From my experience, the easiest way to get additional assets is to get them off of the Steam Workshop. Simply load up your Steam client and go to the workshop. Here you can preview and save the asset packs that you like and they will be automatically added to Dungeon Painter Studio.
Add Your Own
You can also add your own assets by creating folders where the program is installed on your computer. Navigate to Dungeon Painter Studio’s “collections” folder on your computer. Then make a folder for the art you want to import into the program. In create three folders within this folder. These folders have to be named the following: floors, objects, and walls. From there you simply add your pictures to the appropriate folder. Use the screenshot below as a reference for setting up your custom assets folders.
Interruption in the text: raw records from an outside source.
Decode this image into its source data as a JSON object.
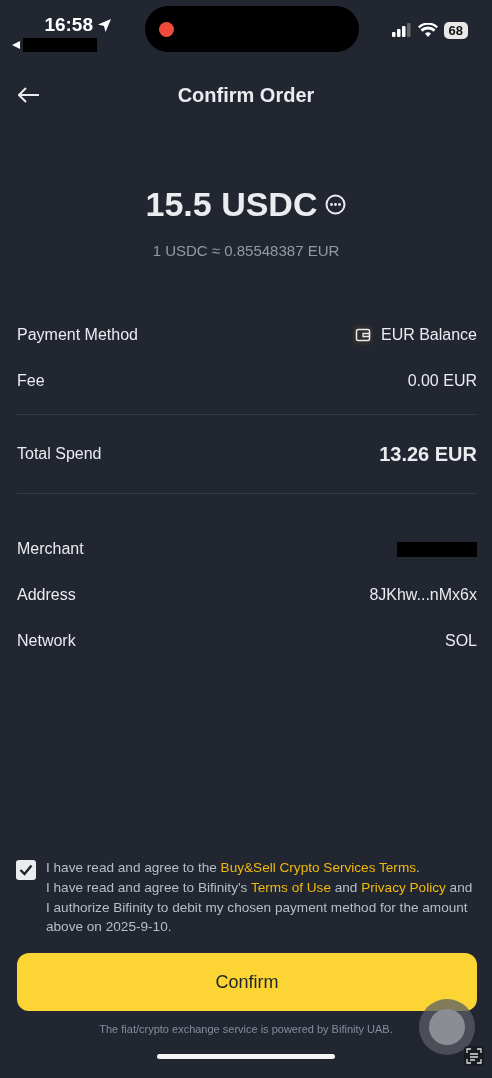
{
  "status_bar": {
    "time": "16:58",
    "battery": "68"
  },
  "header": {
    "title": "Confirm Order"
  },
  "amount": {
    "value": "15.5 USDC",
    "rate": "1 USDC ≈ 0.85548387 EUR"
  },
  "payment_rows": [
    {
      "label": "Payment Method",
      "value": "EUR Balance",
      "kind": "wallet"
    },
    {
      "label": "Fee",
      "value": "0.00 EUR",
      "kind": "plain"
    }
  ],
  "total": {
    "label": "Total Spend",
    "value": "13.26 EUR"
  },
  "detail_rows": [
    {
      "label": "Merchant",
      "kind": "redacted"
    },
    {
      "label": "Address",
      "value": "8JKhw...nMx6x",
      "kind": "plain"
    },
    {
      "label": "Network",
      "value": "SOL",
      "kind": "plain"
    }
  ],
  "agreement": {
    "checked": true,
    "parts": [
      {
        "kind": "text",
        "text": "I have read and agree to the "
      },
      {
        "kind": "link",
        "text": "Buy&Sell Crypto Services Terms"
      },
      {
        "kind": "text",
        "text": ".\nI have read and agree to Bifinity's "
      },
      {
        "kind": "link",
        "text": "Terms of Use"
      },
      {
        "kind": "text",
        "text": " and "
      },
      {
        "kind": "link",
        "text": "Privacy Policy"
      },
      {
        "kind": "text",
        "text": " and I authorize Bifinity to debit my chosen payment method for the amount above on 2025-9-10."
      }
    ]
  },
  "confirm_button": "Confirm",
  "footer": "The fiat/crypto exchange service is powered by Bifinity UAB."
}
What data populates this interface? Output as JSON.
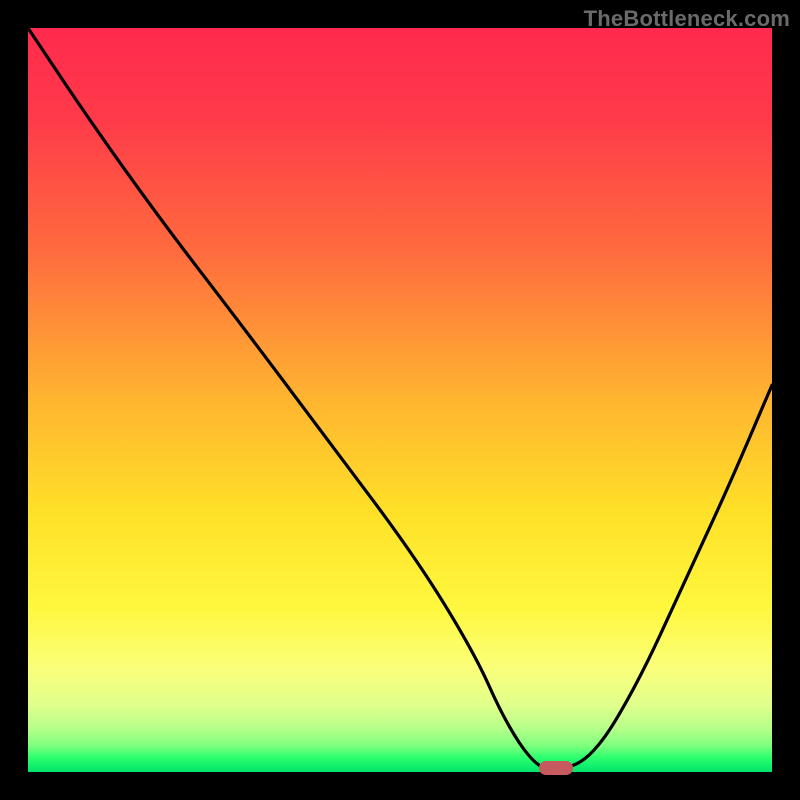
{
  "watermark": "TheBottleneck.com",
  "colors": {
    "page_bg": "#000000",
    "curve_stroke": "#000000",
    "marker_fill": "#c65a5f",
    "watermark_text": "#6a6a6a"
  },
  "chart_data": {
    "type": "line",
    "title": "",
    "xlabel": "",
    "ylabel": "",
    "xlim": [
      0,
      100
    ],
    "ylim": [
      0,
      100
    ],
    "grid": false,
    "series": [
      {
        "name": "bottleneck-curve",
        "x": [
          0,
          8,
          18,
          28,
          40,
          52,
          60,
          64,
          68,
          71,
          76,
          82,
          88,
          94,
          100
        ],
        "values": [
          100,
          88,
          74,
          61,
          45,
          29,
          16,
          7,
          1,
          0,
          2,
          12,
          25,
          38,
          52
        ]
      }
    ],
    "marker": {
      "x": 71,
      "y": 0.6
    },
    "background_gradient": {
      "type": "vertical",
      "stops": [
        {
          "pos": 0.0,
          "color": "#ff2a4d"
        },
        {
          "pos": 0.5,
          "color": "#ffb530"
        },
        {
          "pos": 0.8,
          "color": "#fff83f"
        },
        {
          "pos": 0.95,
          "color": "#9eff86"
        },
        {
          "pos": 1.0,
          "color": "#00e46a"
        }
      ]
    }
  }
}
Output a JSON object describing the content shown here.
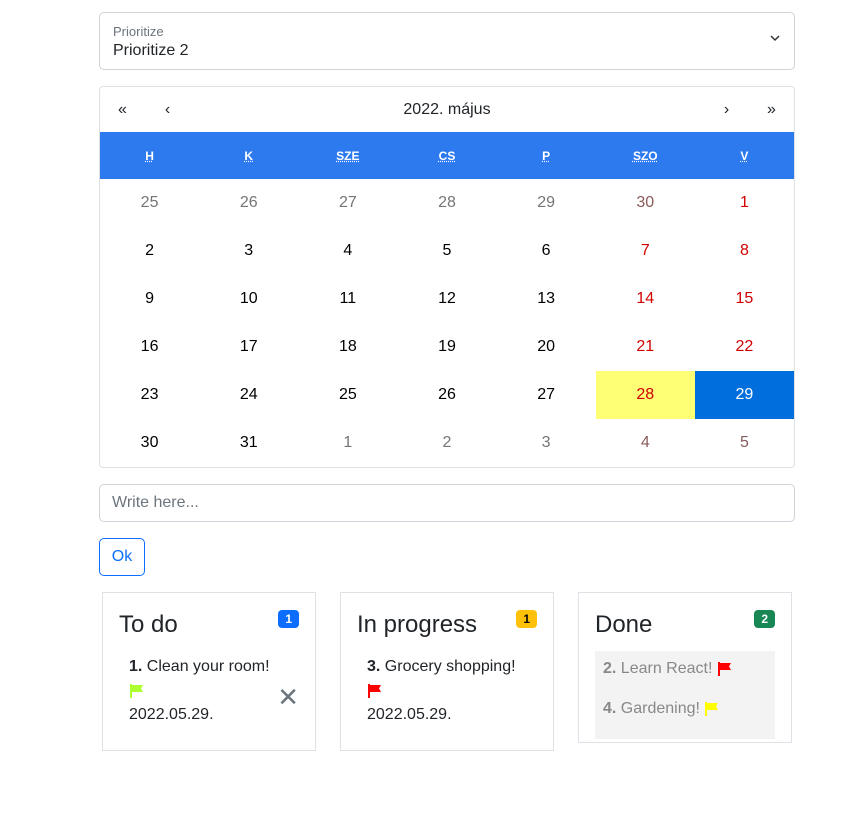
{
  "priority_select": {
    "label": "Prioritize",
    "value": "Prioritize 2"
  },
  "calendar": {
    "prev2": "«",
    "prev": "‹",
    "title": "2022. május",
    "next": "›",
    "next2": "»",
    "weekdays": [
      "H",
      "K",
      "SZE",
      "CS",
      "P",
      "SZO",
      "V"
    ],
    "days": [
      [
        "25",
        "26",
        "27",
        "28",
        "29",
        "30",
        "1"
      ],
      [
        "2",
        "3",
        "4",
        "5",
        "6",
        "7",
        "8"
      ],
      [
        "9",
        "10",
        "11",
        "12",
        "13",
        "14",
        "15"
      ],
      [
        "16",
        "17",
        "18",
        "19",
        "20",
        "21",
        "22"
      ],
      [
        "23",
        "24",
        "25",
        "26",
        "27",
        "28",
        "29"
      ],
      [
        "30",
        "31",
        "1",
        "2",
        "3",
        "4",
        "5"
      ]
    ],
    "today": "28",
    "selected": "29"
  },
  "input": {
    "placeholder": "Write here...",
    "value": ""
  },
  "ok_label": "Ok",
  "columns": [
    {
      "title": "To do",
      "count": "1",
      "badge_color": "#0d6efd",
      "items": [
        {
          "num": "1.",
          "text": "Clean your room!",
          "flag_color": "#adff2f",
          "date": "2022.05.29."
        }
      ]
    },
    {
      "title": "In progress",
      "count": "1",
      "badge_color": "#ffc107",
      "items": [
        {
          "num": "3.",
          "text": "Grocery shopping!",
          "flag_color": "#ff0000",
          "date": "2022.05.29."
        }
      ]
    },
    {
      "title": "Done",
      "count": "2",
      "badge_color": "#198754",
      "items": [
        {
          "num": "2.",
          "text": "Learn React!",
          "flag_color": "#ff0000"
        },
        {
          "num": "4.",
          "text": "Gardening!",
          "flag_color": "#ffff00"
        }
      ]
    }
  ]
}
Closing Dungeon Painter Studio is a bit wonky. When you hit the X up at the top of the screen to close the program a pop-up saying “Continue?” comes up. If you hit cancel the program stays open. You have to hit “Ok” to close the program which makes no sense given the text. Also I feel the standard for these types of pop-ups usually has “Ok” or “Yes” on the left and “Cancel” or “No” on the right.
Another bug is that the button to import custom assets while the program is opened only works when you have the Objects tool selected. This may not be a bug, but it’s definitely not very straight-forward. I had to do some digging to even add artwork this way at all. I found it’s easier to just add custom files through the method I wrote about earlier.
Large File Sizes
The file sizes of larger maps can be pretty huge. This isn’t a big issue, but I’ve had some problems uploading some of my larger maps to Roll20 as it doesn’t allow for files larger than 10mb to be added to a game. To combat this I’ve been using a PNG image compressor and have not had this problem since.
This does come with the territory but I feel as if it’s worth mentioning. If you’re making a large map, expect a large file to be exported. Plan accordingly if this is an issue for you.
In the past there were random crashes and freezes on an infrequent basis. This latest update has seemed to fix this issue for me, but I feel that this is still worth mentioning. As with any program, be sure to save regularly!
Since I exclusively use Roll20 for my RPGs I can speak with confidence on Dungeon Painter Studio’s scaling and features for Roll20. For those that use Roll20 you may be questioning why you should bother with this program since you can do pretty much all of this inside Roll20 itself. The answer to this for me was the amount of time saved as well as the higher level of detail you can manage.
I haven’t had to bother with resizing objects and assets. It’s cleaner and more detailed due to being able to import objects into the program rather than upload everything to your Roll20 game. There is also a ton of clutter that comes with dragging in all the assets needed to make a detailed map layer in Roll20. When you upload a file from Dungeon Painter Studio to Roll20 you can simply set it to your map layer and add all of your tokens and dynamic lighting and you’re ready to play.
If you’re interested in how to add dynamic lighting to your maps here’s my tutorial!
Despite its flaws I believe Dungeon Painter Studio is definitely worth the $15. The only major issue for me was the random crashes, but those have become less and less frequent as they update it. The community-driven assets in the Steam Workshop are also a major plus for its price point. Having access to a ton of great looking and pre-scaled art is an excellent perk.
If you’re on the fence about paying definitely check out the free version of the program. It has all of the basic features so you can get a feel for how everything works.
This isn’t the only D&D 5e tool or program I’ve reviewed so if you liked this post check out some more. For a list of other tools that I’ve looked at or recommend check out my D&D 5e Tools page or look at the drop-down menu above this post!